**Records shown:**

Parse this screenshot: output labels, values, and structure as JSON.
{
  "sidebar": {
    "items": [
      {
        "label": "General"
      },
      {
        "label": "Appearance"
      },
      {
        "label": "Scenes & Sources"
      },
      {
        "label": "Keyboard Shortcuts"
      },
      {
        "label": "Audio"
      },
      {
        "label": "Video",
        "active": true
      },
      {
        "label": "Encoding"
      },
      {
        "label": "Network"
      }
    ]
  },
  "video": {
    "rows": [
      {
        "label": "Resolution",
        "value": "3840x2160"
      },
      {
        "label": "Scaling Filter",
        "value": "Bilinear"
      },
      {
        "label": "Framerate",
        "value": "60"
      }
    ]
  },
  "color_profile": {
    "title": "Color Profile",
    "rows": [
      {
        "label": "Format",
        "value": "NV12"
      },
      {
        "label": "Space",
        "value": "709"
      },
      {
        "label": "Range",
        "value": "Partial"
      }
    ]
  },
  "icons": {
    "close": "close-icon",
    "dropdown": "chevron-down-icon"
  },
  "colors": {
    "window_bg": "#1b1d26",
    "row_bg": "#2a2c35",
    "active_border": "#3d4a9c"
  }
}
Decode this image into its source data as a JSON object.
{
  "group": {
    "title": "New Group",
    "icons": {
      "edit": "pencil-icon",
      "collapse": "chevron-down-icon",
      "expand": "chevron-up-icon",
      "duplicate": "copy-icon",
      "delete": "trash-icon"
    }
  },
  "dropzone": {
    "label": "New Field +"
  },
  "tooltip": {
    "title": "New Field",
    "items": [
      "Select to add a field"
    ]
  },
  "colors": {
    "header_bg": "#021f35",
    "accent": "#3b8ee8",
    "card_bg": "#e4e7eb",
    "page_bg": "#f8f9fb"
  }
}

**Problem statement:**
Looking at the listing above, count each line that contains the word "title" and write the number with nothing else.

**Task response:**
3